The Business Council of Co-operatives and Mutuals (Australia) 2014 National Mutual Economy Report, was launched on Tuesday 18 November at the Council’s Leaders’ Summit in Sydney. The report’s findings demonstrate that the top 100 Australian cooperative and mutual businesses*, including the top 10 member owned superannuation funds, had combined turnover of over AUD 104 billion in the financial year 2012/13 and combined assets of AUD 282 billion.
“Cooperatives and member owned businesses are an under recognized sector of the nation’s economy,” said BCCM Chair and B20 Member, Dr Andrew Crane.
“Australia has 1700 member owned businesses providing numerous benefits to their 13 million members. We are pleased to highlight the contributions of cooperatives and mutuals and the ways in which they excel in creating shared value by reinvesting all profits back into the economy through their members.
The Report found mutual insurers were the biggest part of the sector with AUD 7.6 billion in combined turnover and AUD 10.7 billion in assets, followed by agriculture and then banking and finance.
When ranked by assets held, the mutuals operating in the banking and finance sector topped the list (more than AUD 84 billion).
“If Australia had a ‘ninja’ economy it would be the mutual economy. Member owned businesses excel in their chosen area of the market economy but the sector is largely unseen,” said Melina Morrison, CEO of the Business Council of Co-operatives and Mutuals.
The role of cooperatives and mutuals in a sustainable economy is starting to become part of mainstream Government thinking.

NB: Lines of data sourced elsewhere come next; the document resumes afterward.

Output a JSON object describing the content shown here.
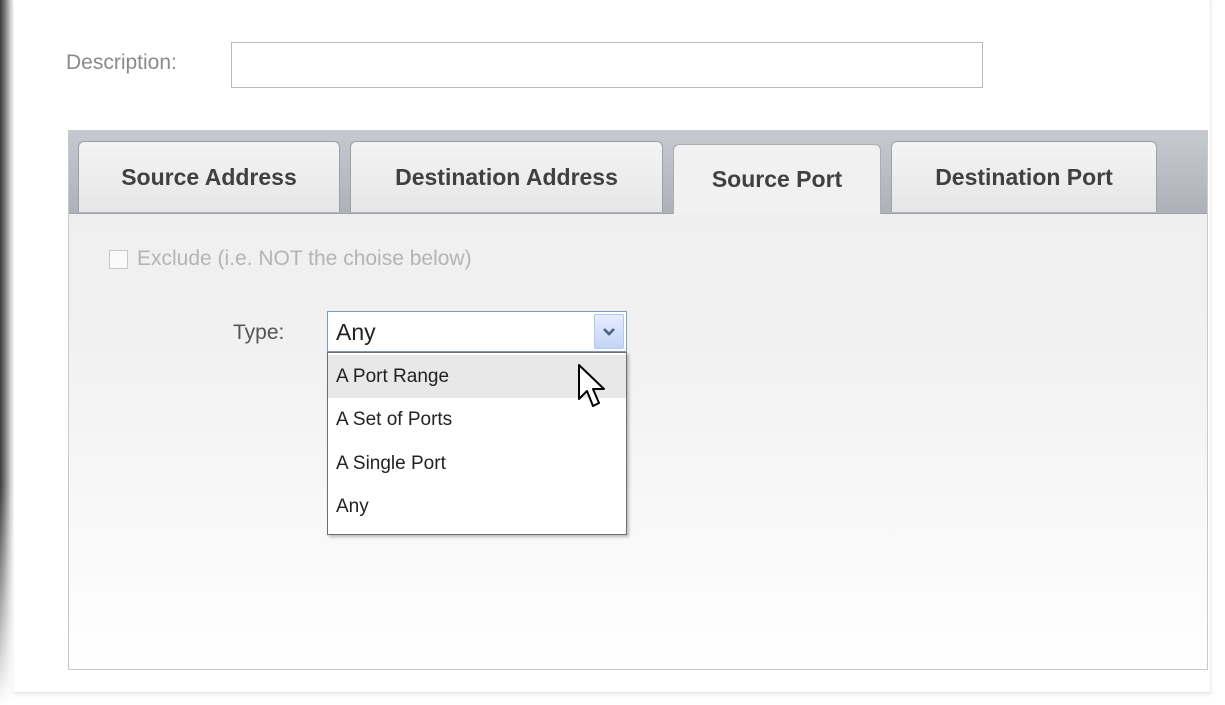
{
  "form": {
    "description_label": "Description:",
    "description_value": ""
  },
  "tabs": [
    {
      "label": "Source Address"
    },
    {
      "label": "Destination Address"
    },
    {
      "label": "Source Port"
    },
    {
      "label": "Destination Port"
    }
  ],
  "active_tab": "Source Port",
  "exclude": {
    "label": "Exclude (i.e. NOT the choise below)",
    "checked": false
  },
  "type_select": {
    "label": "Type:",
    "value": "Any",
    "options": [
      {
        "label": "A Port Range"
      },
      {
        "label": "A Set of Ports"
      },
      {
        "label": "A Single Port"
      },
      {
        "label": "Any"
      }
    ],
    "highlighted": "A Port Range"
  },
  "icons": {
    "dropdown": "chevron-down-icon",
    "pointer": "mouse-pointer-icon"
  }
}
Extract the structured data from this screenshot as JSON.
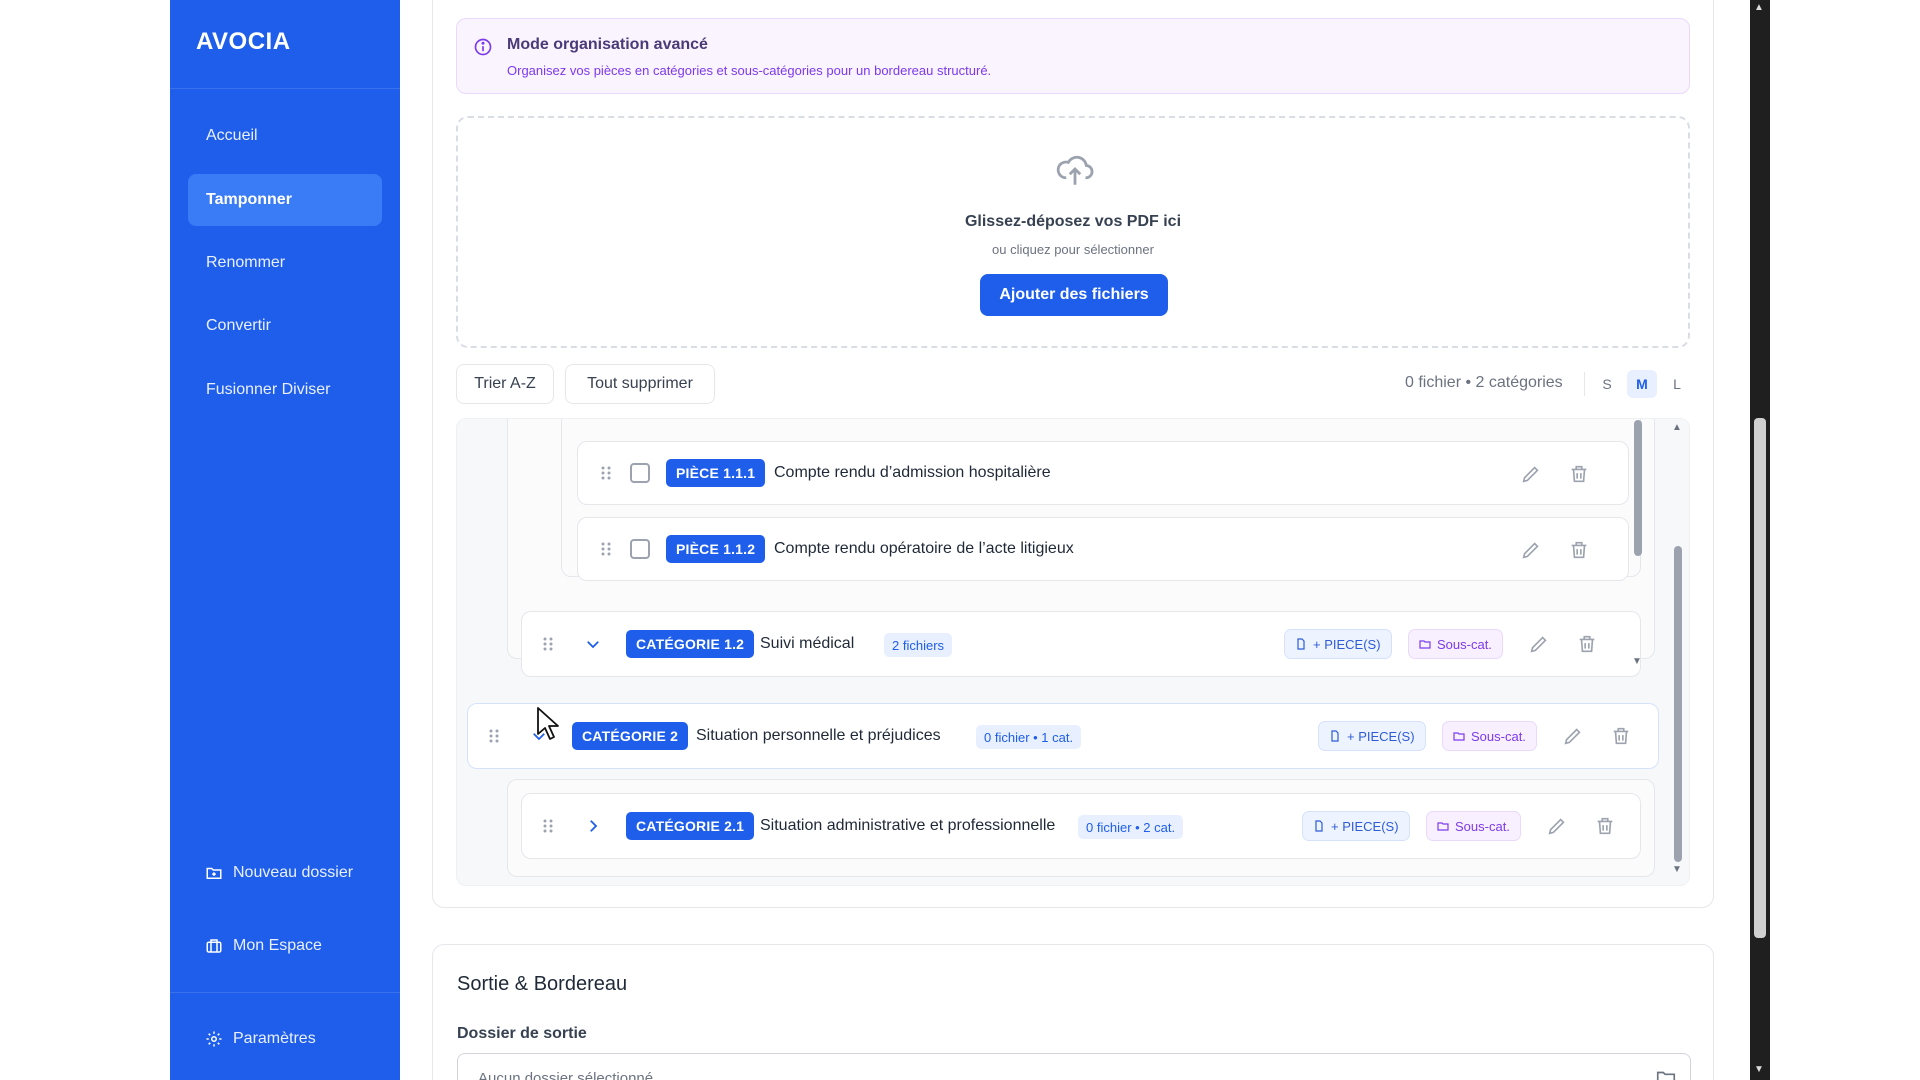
{
  "app": {
    "brand": "AVOCIA"
  },
  "sidebar": {
    "items": [
      {
        "label": "Accueil",
        "active": false
      },
      {
        "label": "Tamponner",
        "active": true
      },
      {
        "label": "Renommer",
        "active": false
      },
      {
        "label": "Convertir",
        "active": false
      },
      {
        "label": "Fusionner Diviser",
        "active": false
      }
    ],
    "bottom": [
      {
        "label": "Nouveau dossier",
        "icon": "folder-plus-icon"
      },
      {
        "label": "Mon Espace",
        "icon": "briefcase-icon"
      },
      {
        "label": "Paramètres",
        "icon": "gear-icon"
      }
    ],
    "bg_color": "#1e5eea"
  },
  "info_banner": {
    "title": "Mode organisation avancé",
    "description": "Organisez vos pièces en catégories et sous-catégories pour un bordereau structuré.",
    "icon": "info-icon"
  },
  "dropzone": {
    "title": "Glissez-déposez vos PDF ici",
    "subtitle": "ou cliquez pour sélectionner",
    "button": "Ajouter des fichiers",
    "icon": "upload-cloud-icon"
  },
  "toolbar": {
    "sort_label": "Trier A-Z",
    "clear_label": "Tout supprimer",
    "summary": "0 fichier • 2 catégories",
    "sizes": [
      "S",
      "M",
      "L"
    ],
    "selected_size": "M"
  },
  "tree": {
    "pieces": [
      {
        "tag": "PIÈCE 1.1.1",
        "title": "Compte rendu d’admission hospitalière"
      },
      {
        "tag": "PIÈCE 1.1.2",
        "title": "Compte rendu opératoire de l’acte litigieux"
      }
    ],
    "categories": [
      {
        "tag": "CATÉGORIE 1.2",
        "title": "Suivi médical",
        "count": "2 fichiers",
        "expanded": true
      },
      {
        "tag": "CATÉGORIE 2",
        "title": "Situation personnelle et préjudices",
        "count": "0 fichier • 1 cat.",
        "expanded": true
      },
      {
        "tag": "CATÉGORIE 2.1",
        "title": "Situation administrative et professionnelle",
        "count": "0 fichier • 2 cat.",
        "expanded": false
      }
    ],
    "add_piece_label": "+ PIECE(S)",
    "subcat_label": "Sous-cat."
  },
  "output": {
    "title": "Sortie & Bordereau",
    "folder_label": "Dossier de sortie",
    "folder_placeholder": "Aucun dossier sélectionné"
  }
}
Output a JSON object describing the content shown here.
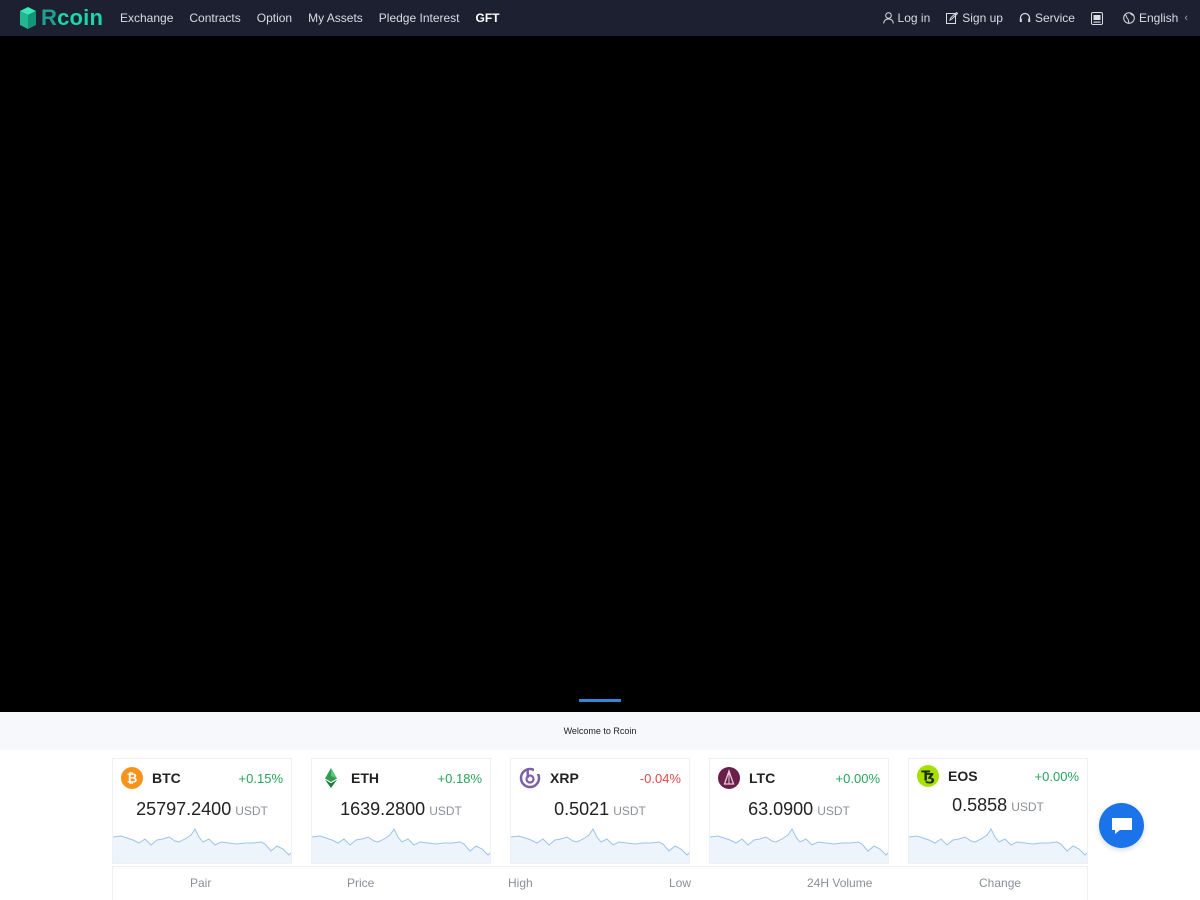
{
  "brand": {
    "r": "R",
    "coin": "coin",
    "accent": "#1fd4a6"
  },
  "nav": {
    "links": [
      "Exchange",
      "Contracts",
      "Option",
      "My Assets",
      "Pledge Interest",
      "GFT"
    ],
    "login": "Log in",
    "signup": "Sign up",
    "service": "Service",
    "language": "English"
  },
  "welcome": "Welcome to Rcoin",
  "markets": [
    {
      "symbol": "BTC",
      "change": "+0.15%",
      "price": "25797.2400",
      "unit": "USDT",
      "direction": "up",
      "icon": "bitcoin-icon",
      "icon_color": "#f7931a"
    },
    {
      "symbol": "ETH",
      "change": "+0.18%",
      "price": "1639.2800",
      "unit": "USDT",
      "direction": "up",
      "icon": "ethereum-icon",
      "icon_color": "#2f9e4f"
    },
    {
      "symbol": "XRP",
      "change": "-0.04%",
      "price": "0.5021",
      "unit": "USDT",
      "direction": "down",
      "icon": "xrp-icon",
      "icon_color": "#7b5ea7"
    },
    {
      "symbol": "LTC",
      "change": "+0.00%",
      "price": "63.0900",
      "unit": "USDT",
      "direction": "up",
      "icon": "litecoin-icon",
      "icon_color": "#6a1f4a"
    },
    {
      "symbol": "EOS",
      "change": "+0.00%",
      "price": "0.5858",
      "unit": "USDT",
      "direction": "up",
      "icon": "tezos-icon",
      "icon_color": "#a6e000"
    }
  ],
  "table_headers": [
    "Pair",
    "Price",
    "High",
    "Low",
    "24H Volume",
    "Change"
  ],
  "colors": {
    "up": "#27a35a",
    "down": "#e04848",
    "nav_bg": "#1c2030",
    "hero_bg": "#000000",
    "chat": "#1a73e8"
  }
}
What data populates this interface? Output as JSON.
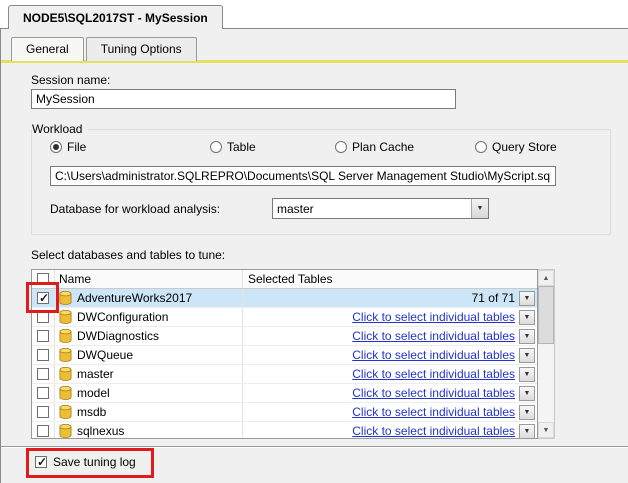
{
  "window": {
    "document_tab": "NODE5\\SQL2017ST - MySession"
  },
  "tabs": {
    "items": [
      {
        "label": "General"
      },
      {
        "label": "Tuning Options"
      }
    ],
    "active_index": 0
  },
  "session": {
    "label": "Session name:",
    "value": "MySession"
  },
  "workload": {
    "caption": "Workload",
    "options": [
      {
        "label": "File",
        "selected": true
      },
      {
        "label": "Table",
        "selected": false
      },
      {
        "label": "Plan Cache",
        "selected": false
      },
      {
        "label": "Query Store",
        "selected": false
      }
    ],
    "file_path": "C:\\Users\\administrator.SQLREPRO\\Documents\\SQL Server Management Studio\\MyScript.sql",
    "db_label": "Database for workload analysis:",
    "db_value": "master"
  },
  "tune": {
    "label": "Select databases and tables to tune:",
    "header": {
      "name": "Name",
      "selected_tables": "Selected Tables"
    },
    "rows": [
      {
        "name": "AdventureWorks2017",
        "checked": true,
        "value": "71 of 71",
        "is_link": false,
        "selected": true,
        "highlighted": true
      },
      {
        "name": "DWConfiguration",
        "checked": false,
        "value": "Click to select individual tables",
        "is_link": true
      },
      {
        "name": "DWDiagnostics",
        "checked": false,
        "value": "Click to select individual tables",
        "is_link": true
      },
      {
        "name": "DWQueue",
        "checked": false,
        "value": "Click to select individual tables",
        "is_link": true
      },
      {
        "name": "master",
        "checked": false,
        "value": "Click to select individual tables",
        "is_link": true
      },
      {
        "name": "model",
        "checked": false,
        "value": "Click to select individual tables",
        "is_link": true
      },
      {
        "name": "msdb",
        "checked": false,
        "value": "Click to select individual tables",
        "is_link": true
      },
      {
        "name": "sqlnexus",
        "checked": false,
        "value": "Click to select individual tables",
        "is_link": true
      }
    ]
  },
  "footer": {
    "save_label": "Save tuning log",
    "checked": true
  },
  "icons": {
    "dropdown": "▼",
    "scroll_up": "▲",
    "scroll_down": "▼"
  },
  "colors": {
    "accent_line": "#e3e15d",
    "selected_row": "#cde6f7",
    "link": "#2233cc",
    "highlight_red": "#e01b1b"
  }
}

A Sector Blueprint was also launched at the Summit, calling on all political parties in Australia to sign up to a Mutuals Charter ensuring government policies do not neglect or prejudice the contribution of cooperative enterprise. The Blueprint is endorsed by the country’s leading cooperative and mutual organizations.
The Summit brought together chief executives, directors and senior management from leading Australian cooperatives and mutuals as well as thought leaders from the broader business community.
A number of CEO dialogues took place which were high level roundtable discussions, stimulating strong debate about issues that challenge our economy and businesses daily. One such dialogue featured an opening statement by ICMIF’s Senior Vice-President for External Relations, Liz Green in a session on “Marketing mutuality: brand advantage or brand damage?” In this sell-out session participants discussed whether the mutual sector has been quick enough to trumpet its comparative advantage, to measure innovation and embrace its marketing point of difference with the question raised “Can mutuality be marketed?”
Green made reference to ICMIF’ exclusive Global Reputation Report which examined people’s perceptions, sentiments towards and conversations about cooperative/mutual insurers and their competitors.
Speaking about the report, Green said “With global consistency, cooperative and mutual insurers are considered to have well-balanced financial, governance, environmental and social values and that the sector is associated with values associated with sharing profits, sustainability and the long-term. There are however regional variations, with mutual insurers closely associated with sharing profits in developing economies, and associated with taking a long-term approach in the developed economies.
“As a result of this report ICMIF has shifted its strategy to address the issues of global awareness and messaging about the mutual business model. It has pledged to increase the global sector’s total digital content from 14.4 per cent to 20 per cent by 2020.”
* The top 100 data is drawn directly from a study commissioned by the Business Council of Co-operatives and Mutuals and undertaken by the University of Western Australia (UWA): Australia’s Leading Co-operative and Mutual Enterprises 2014 [PDF] published by UWA as a standalone publication.